§ **TO DO**
Below is a listing; write it out exactly and drop any images from it.

§ **RECORDS FOR PROCESSING**

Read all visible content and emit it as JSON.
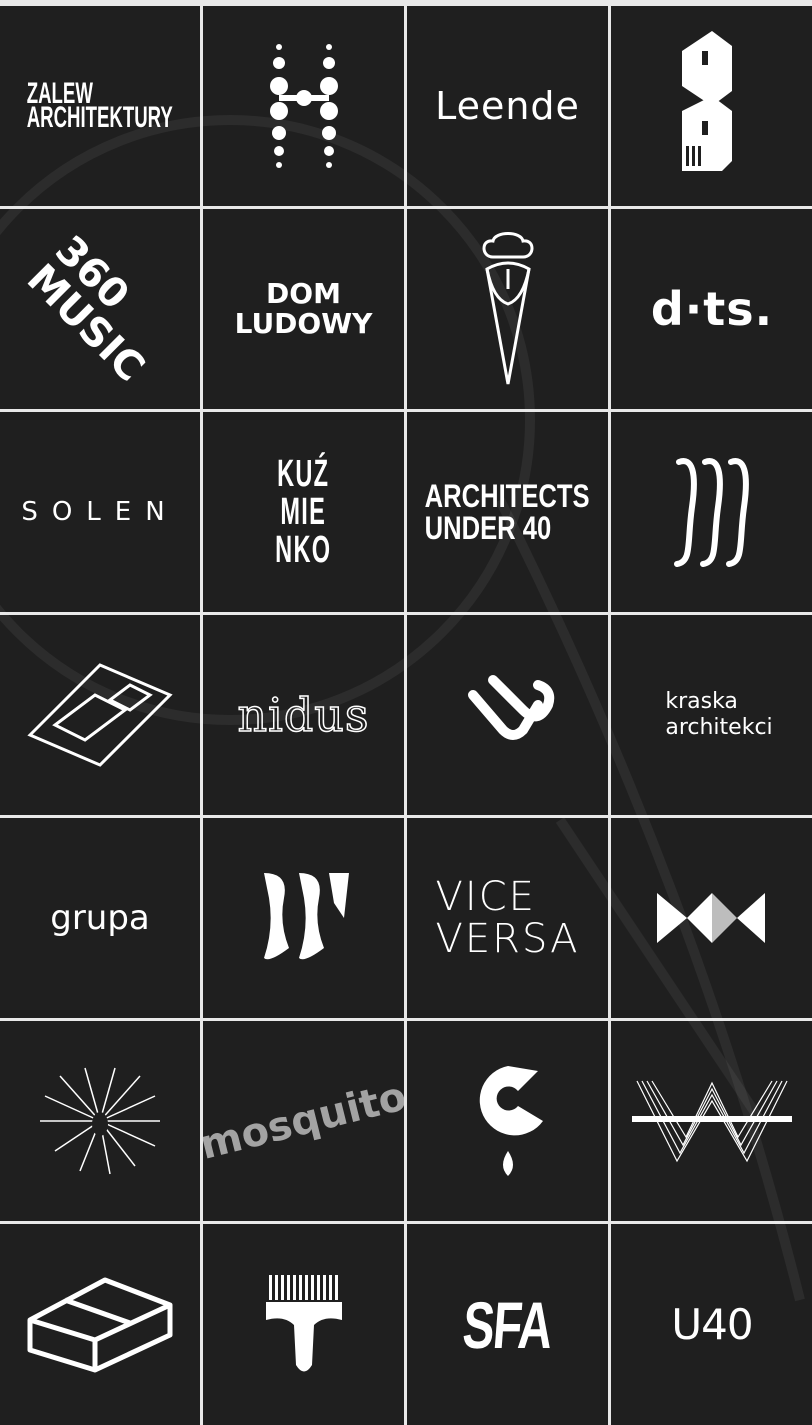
{
  "tiles": {
    "zalew": {
      "line1": "ZALEW",
      "line2": "ARCHITEKTURY"
    },
    "leende": {
      "text": "Leende"
    },
    "music360": {
      "line1": "360",
      "line2": "MUSIC"
    },
    "domludowy": {
      "line1": "DOM",
      "line2": "LUDOWY"
    },
    "dts": {
      "text": "d·ts."
    },
    "solen": {
      "text": "SOLEN"
    },
    "kuzmienko": {
      "line1": "KUŹ",
      "line2": "MIE",
      "line3": "NKO"
    },
    "au40": {
      "line1": "ARCHITECTS",
      "line2": "UNDER 40"
    },
    "nidus": {
      "text": "nidus"
    },
    "kraska": {
      "line1": "kraska",
      "line2": "architekci"
    },
    "grupa": {
      "text": "grupa"
    },
    "viceversa": {
      "line1": "VICE",
      "line2": "VERSA"
    },
    "mosquito": {
      "text": "mosquito"
    },
    "sfa": {
      "text": "SFA"
    },
    "u40": {
      "text": "U40"
    }
  },
  "colors": {
    "tile_bg": "#1f1f1f",
    "grid_line": "#e8e8e8",
    "logo": "#ffffff"
  }
}
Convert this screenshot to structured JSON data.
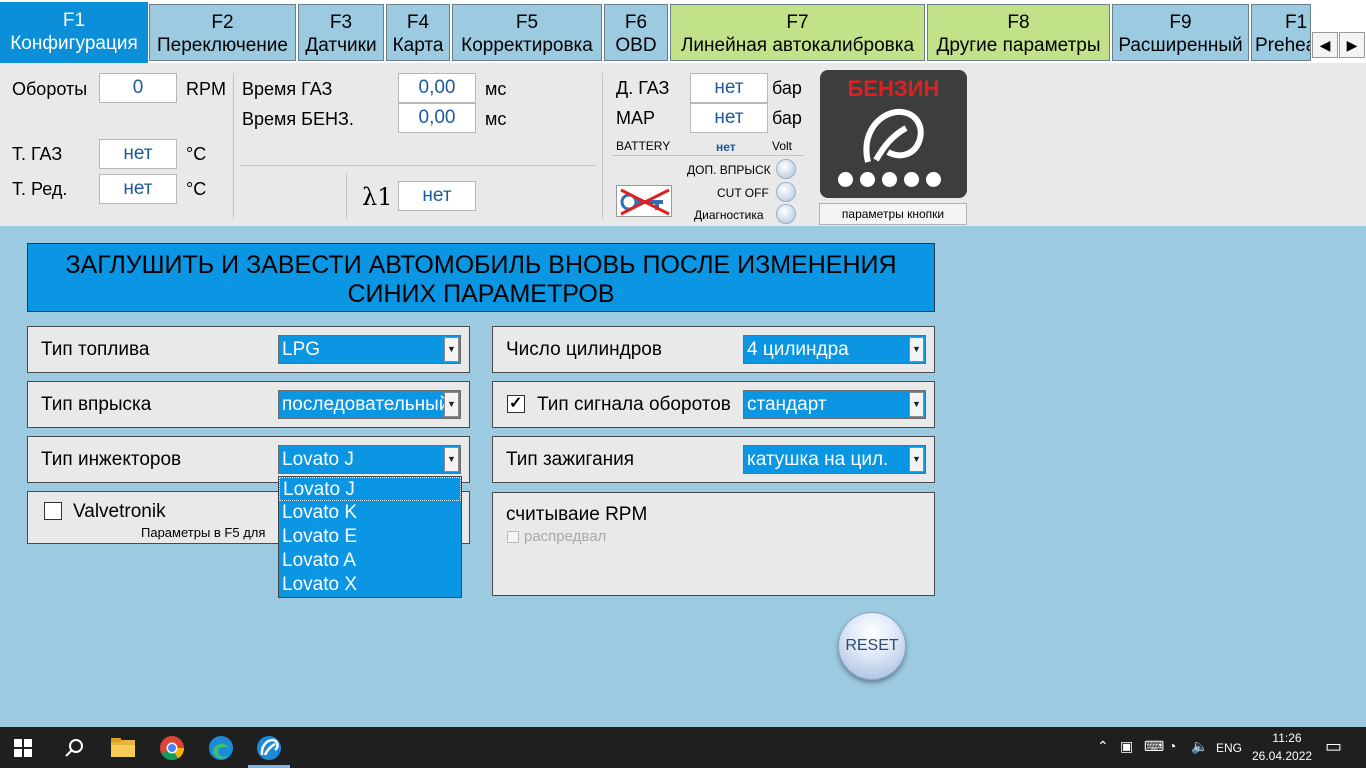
{
  "tabs": [
    {
      "key": "F1",
      "label": "Конфигурация"
    },
    {
      "key": "F2",
      "label": "Переключение"
    },
    {
      "key": "F3",
      "label": "Датчики"
    },
    {
      "key": "F4",
      "label": "Карта"
    },
    {
      "key": "F5",
      "label": "Корректировка"
    },
    {
      "key": "F6",
      "label": "OBD"
    },
    {
      "key": "F7",
      "label": "Линейная автокалибровка"
    },
    {
      "key": "F8",
      "label": "Другие параметры"
    },
    {
      "key": "F9",
      "label": "Расширенный"
    },
    {
      "key": "F1",
      "label": "Preheat"
    }
  ],
  "nav": {
    "prev": "◀",
    "next": "▶"
  },
  "status": {
    "rpm_label": "Обороты",
    "rpm_value": "0",
    "rpm_unit": "RPM",
    "tgas_label": "Т. ГАЗ",
    "tgas_value": "нет",
    "tgas_unit": "°C",
    "tred_label": "Т. Ред.",
    "tred_value": "нет",
    "tred_unit": "°C",
    "tgas_time_label": "Время ГАЗ",
    "tgas_time_value": "0,00",
    "tgas_time_unit": "мс",
    "tben_time_label": "Время БЕНЗ.",
    "tben_time_value": "0,00",
    "tben_time_unit": "мс",
    "lambda_label": "λ1",
    "lambda_value": "нет",
    "dgas_label": "Д. ГАЗ",
    "dgas_value": "нет",
    "dgas_unit": "бар",
    "map_label": "MAP",
    "map_value": "нет",
    "map_unit": "бар",
    "battery_label": "BATTERY",
    "battery_value": "нет",
    "battery_unit": "Volt",
    "led1": "ДОП. ВПРЫСК",
    "led2": "CUT OFF",
    "led3": "Диагностика",
    "benzin_title": "БЕНЗИН",
    "button_params": "параметры кнопки"
  },
  "banner": "ЗАГЛУШИТЬ И ЗАВЕСТИ АВТОМОБИЛЬ ВНОВЬ ПОСЛЕ ИЗМЕНЕНИЯ СИНИХ ПАРАМЕТРОВ",
  "config": {
    "fuel_label": "Тип топлива",
    "fuel_value": "LPG",
    "inj_type_label": "Тип впрыска",
    "inj_type_value": "последовательный",
    "injectors_label": "Тип инжекторов",
    "injectors_value": "Lovato J",
    "cylinders_label": "Число цилиндров",
    "cylinders_value": "4 цилиндра",
    "rpm_signal_label": "Тип сигнала оборотов",
    "rpm_signal_value": "стандарт",
    "ignition_label": "Тип зажигания",
    "ignition_value": "катушка на цил.",
    "valvetronik_label": "Valvetronik",
    "valvetronik_note": "Параметры в F5 для",
    "rpm_read_label": "считываие RPM",
    "distributor_label": "распредвал"
  },
  "dropdown_options": [
    "Lovato J",
    "Lovato K",
    "Lovato E",
    "Lovato A",
    "Lovato X"
  ],
  "reset_label": "RESET",
  "taskbar": {
    "lang": "ENG",
    "time": "11:26",
    "date": "26.04.2022"
  },
  "colors": {
    "accent": "#0a96e2",
    "active_tab": "#0a8fd8",
    "green_tab": "#c2e28a",
    "background": "#9ccae0"
  }
}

§ **SOLUTION TO THIS TASK**
Read all visible content and emit it as JSON.
{
  "tiles": {
    "zalew": {
      "line1": "ZALEW",
      "line2": "ARCHITEKTURY"
    },
    "leende": {
      "text": "Leende"
    },
    "music360": {
      "line1": "360",
      "line2": "MUSIC"
    },
    "domludowy": {
      "line1": "DOM",
      "line2": "LUDOWY"
    },
    "dts": {
      "text": "d·ts."
    },
    "solen": {
      "text": "SOLEN"
    },
    "kuzmienko": {
      "line1": "KUŹ",
      "line2": "MIE",
      "line3": "NKO"
    },
    "au40": {
      "line1": "ARCHITECTS",
      "line2": "UNDER 40"
    },
    "nidus": {
      "text": "nidus"
    },
    "kraska": {
      "line1": "kraska",
      "line2": "architekci"
    },
    "grupa": {
      "text": "grupa"
    },
    "viceversa": {
      "line1": "VICE",
      "line2": "VERSA"
    },
    "mosquito": {
      "text": "mosquito"
    },
    "sfa": {
      "text": "SFA"
    },
    "u40": {
      "text": "U40"
    }
  },
  "colors": {
    "tile_bg": "#1f1f1f",
    "grid_line": "#e8e8e8",
    "logo": "#ffffff"
  }
}
Convert this screenshot to structured JSON data.
{
  "tabs": [
    {
      "key": "F1",
      "label": "Конфигурация"
    },
    {
      "key": "F2",
      "label": "Переключение"
    },
    {
      "key": "F3",
      "label": "Датчики"
    },
    {
      "key": "F4",
      "label": "Карта"
    },
    {
      "key": "F5",
      "label": "Корректировка"
    },
    {
      "key": "F6",
      "label": "OBD"
    },
    {
      "key": "F7",
      "label": "Линейная автокалибровка"
    },
    {
      "key": "F8",
      "label": "Другие параметры"
    },
    {
      "key": "F9",
      "label": "Расширенный"
    },
    {
      "key": "F1",
      "label": "Preheat"
    }
  ],
  "nav": {
    "prev": "◀",
    "next": "▶"
  },
  "status": {
    "rpm_label": "Обороты",
    "rpm_value": "0",
    "rpm_unit": "RPM",
    "tgas_label": "Т. ГАЗ",
    "tgas_value": "нет",
    "tgas_unit": "°C",
    "tred_label": "Т. Ред.",
    "tred_value": "нет",
    "tred_unit": "°C",
    "tgas_time_label": "Время ГАЗ",
    "tgas_time_value": "0,00",
    "tgas_time_unit": "мс",
    "tben_time_label": "Время БЕНЗ.",
    "tben_time_value": "0,00",
    "tben_time_unit": "мс",
    "lambda_label": "λ1",
    "lambda_value": "нет",
    "dgas_label": "Д. ГАЗ",
    "dgas_value": "нет",
    "dgas_unit": "бар",
    "map_label": "MAP",
    "map_value": "нет",
    "map_unit": "бар",
    "battery_label": "BATTERY",
    "battery_value": "нет",
    "battery_unit": "Volt",
    "led1": "ДОП. ВПРЫСК",
    "led2": "CUT OFF",
    "led3": "Диагностика",
    "benzin_title": "БЕНЗИН",
    "button_params": "параметры кнопки"
  },
  "banner": "ЗАГЛУШИТЬ И ЗАВЕСТИ АВТОМОБИЛЬ ВНОВЬ ПОСЛЕ ИЗМЕНЕНИЯ СИНИХ ПАРАМЕТРОВ",
  "config": {
    "fuel_label": "Тип топлива",
    "fuel_value": "LPG",
    "inj_type_label": "Тип впрыска",
    "inj_type_value": "последовательный",
    "injectors_label": "Тип инжекторов",
    "injectors_value": "Lovato J",
    "cylinders_label": "Число цилиндров",
    "cylinders_value": "4 цилиндра",
    "rpm_signal_label": "Тип сигнала оборотов",
    "rpm_signal_value": "стандарт",
    "ignition_label": "Тип зажигания",
    "ignition_value": "катушка на цил.",
    "valvetronik_label": "Valvetronik",
    "valvetronik_note": "Параметры в F5 для",
    "rpm_read_label": "считываие RPM",
    "distributor_label": "распредвал"
  },
  "dropdown_options": [
    "Lovato J",
    "Lovato K",
    "Lovato E",
    "Lovato A",
    "Lovato X"
  ],
  "reset_label": "RESET",
  "taskbar": {
    "lang": "ENG",
    "time": "11:26",
    "date": "26.04.2022"
  },
  "colors": {
    "accent": "#0a96e2",
    "active_tab": "#0a8fd8",
    "green_tab": "#c2e28a",
    "background": "#9ccae0"
  }
}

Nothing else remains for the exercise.